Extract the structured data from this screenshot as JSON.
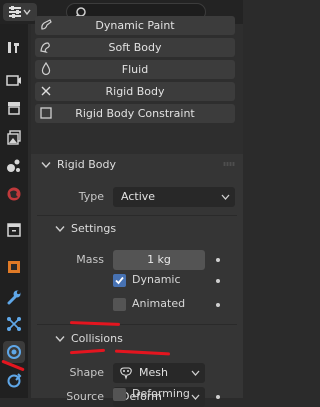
{
  "physics_buttons": {
    "dynamic_paint": "Dynamic Paint",
    "soft_body": "Soft Body",
    "fluid": "Fluid",
    "rigid_body": "Rigid Body",
    "rigid_body_constraint": "Rigid Body Constraint"
  },
  "rigid_body_panel": {
    "title": "Rigid Body",
    "type_label": "Type",
    "type_value": "Active",
    "settings": {
      "title": "Settings",
      "mass_label": "Mass",
      "mass_value": "1 kg",
      "dynamic_label": "Dynamic",
      "dynamic_checked": true,
      "animated_label": "Animated",
      "animated_checked": false
    },
    "collisions": {
      "title": "Collisions",
      "shape_label": "Shape",
      "shape_value": "Mesh",
      "source_label": "Source",
      "source_value": "Deform",
      "deforming_label": "Deforming",
      "deforming_checked": false
    }
  },
  "colors": {
    "accent": "#4772b3",
    "annotation": "#e4151f",
    "physics_tab": "#3d8ad6"
  }
}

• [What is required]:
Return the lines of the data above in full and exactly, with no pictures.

• [Result]:
Extract the structured data from this screenshot as JSON.
{
  "physics_buttons": {
    "dynamic_paint": "Dynamic Paint",
    "soft_body": "Soft Body",
    "fluid": "Fluid",
    "rigid_body": "Rigid Body",
    "rigid_body_constraint": "Rigid Body Constraint"
  },
  "rigid_body_panel": {
    "title": "Rigid Body",
    "type_label": "Type",
    "type_value": "Active",
    "settings": {
      "title": "Settings",
      "mass_label": "Mass",
      "mass_value": "1 kg",
      "dynamic_label": "Dynamic",
      "dynamic_checked": true,
      "animated_label": "Animated",
      "animated_checked": false
    },
    "collisions": {
      "title": "Collisions",
      "shape_label": "Shape",
      "shape_value": "Mesh",
      "source_label": "Source",
      "source_value": "Deform",
      "deforming_label": "Deforming",
      "deforming_checked": false
    }
  },
  "colors": {
    "accent": "#4772b3",
    "annotation": "#e4151f",
    "physics_tab": "#3d8ad6"
  }
}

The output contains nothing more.